● **WORK TASK**:
Pick out and copy every line below that has the word "sources".
· · · ·
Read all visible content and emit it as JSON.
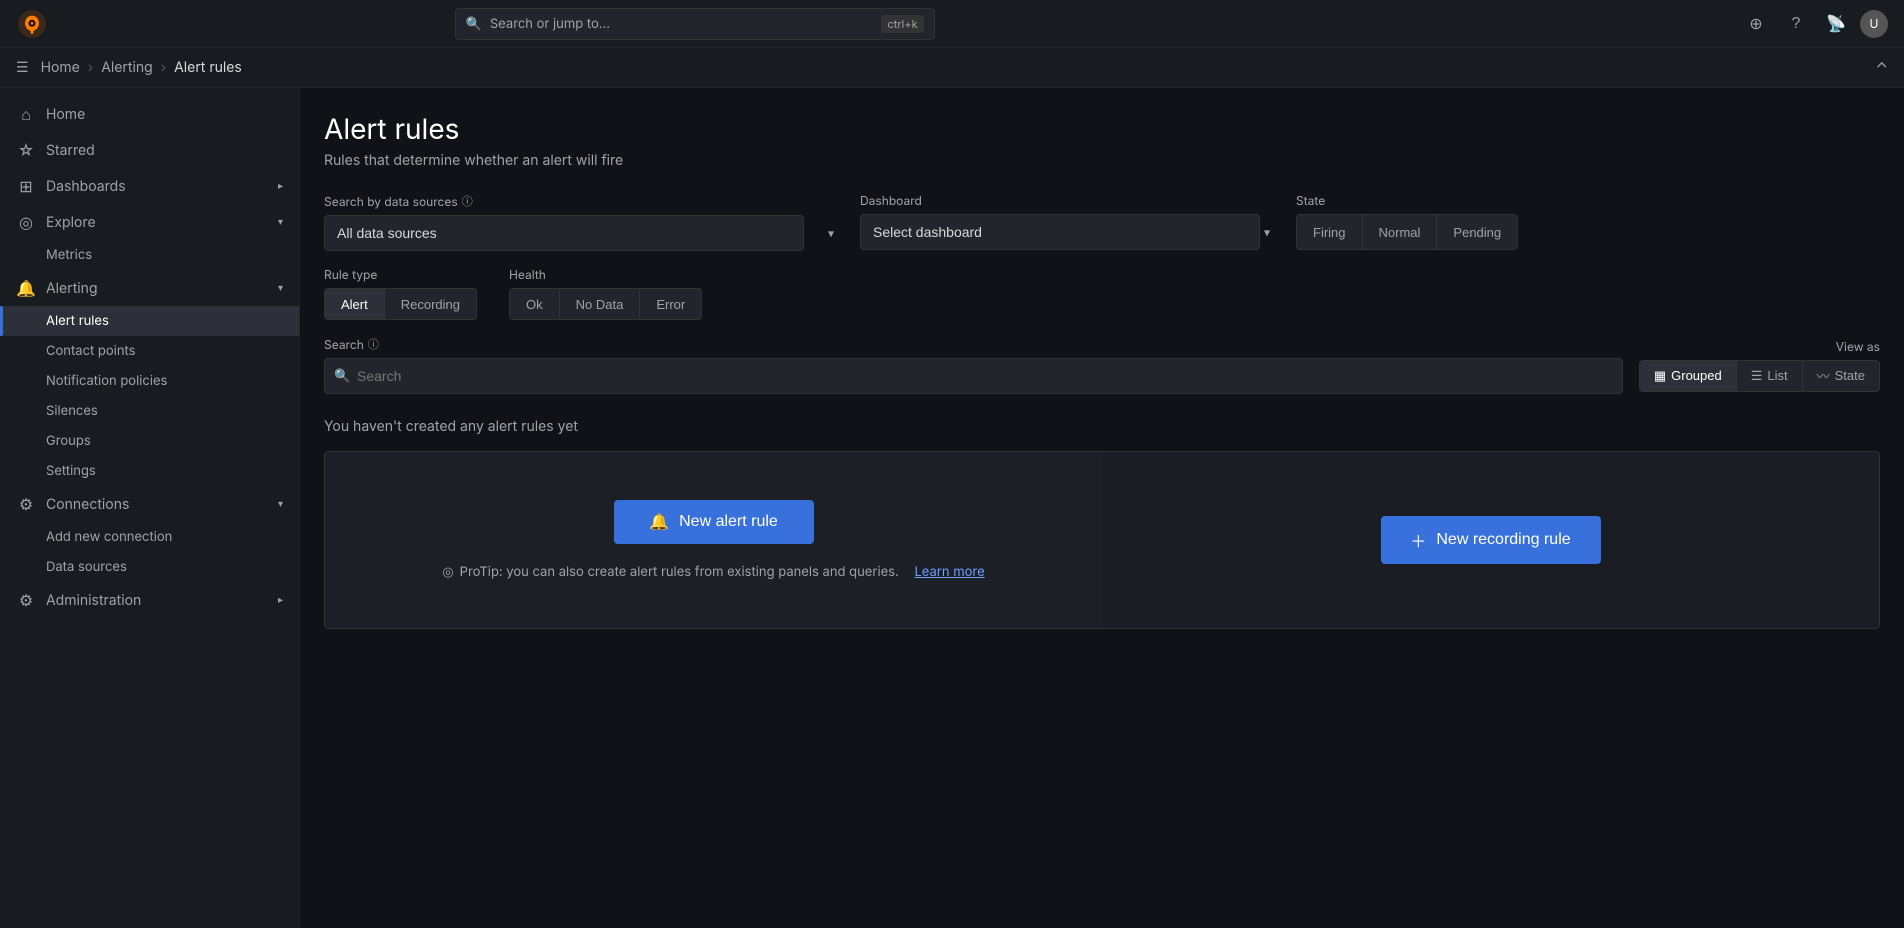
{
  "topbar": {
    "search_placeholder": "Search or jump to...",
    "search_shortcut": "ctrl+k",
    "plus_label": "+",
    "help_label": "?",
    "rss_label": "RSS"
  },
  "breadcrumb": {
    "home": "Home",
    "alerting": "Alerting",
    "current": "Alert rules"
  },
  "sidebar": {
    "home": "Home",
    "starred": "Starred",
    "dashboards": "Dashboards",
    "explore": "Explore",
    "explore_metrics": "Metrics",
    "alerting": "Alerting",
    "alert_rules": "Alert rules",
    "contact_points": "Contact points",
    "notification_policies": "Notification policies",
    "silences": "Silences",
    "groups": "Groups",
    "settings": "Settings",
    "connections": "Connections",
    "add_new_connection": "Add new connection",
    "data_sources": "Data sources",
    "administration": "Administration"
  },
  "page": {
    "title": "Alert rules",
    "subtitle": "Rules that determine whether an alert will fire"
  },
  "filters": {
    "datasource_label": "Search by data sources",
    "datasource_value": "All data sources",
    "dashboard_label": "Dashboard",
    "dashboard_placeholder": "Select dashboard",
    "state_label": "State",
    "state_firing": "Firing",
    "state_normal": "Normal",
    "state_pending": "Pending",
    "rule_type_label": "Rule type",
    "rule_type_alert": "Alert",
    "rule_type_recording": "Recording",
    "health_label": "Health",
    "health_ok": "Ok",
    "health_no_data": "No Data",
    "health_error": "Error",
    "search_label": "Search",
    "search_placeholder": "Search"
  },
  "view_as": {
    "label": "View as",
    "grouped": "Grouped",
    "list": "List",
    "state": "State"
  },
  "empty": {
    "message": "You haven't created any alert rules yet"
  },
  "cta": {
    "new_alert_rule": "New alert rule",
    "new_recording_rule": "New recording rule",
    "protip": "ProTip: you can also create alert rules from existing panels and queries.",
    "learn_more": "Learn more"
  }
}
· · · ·
● **TASK OUTPUT**:
    "data_sources": "Data sources",
    "datasource_label": "Search by data sources",
    "datasource_value": "All data sources",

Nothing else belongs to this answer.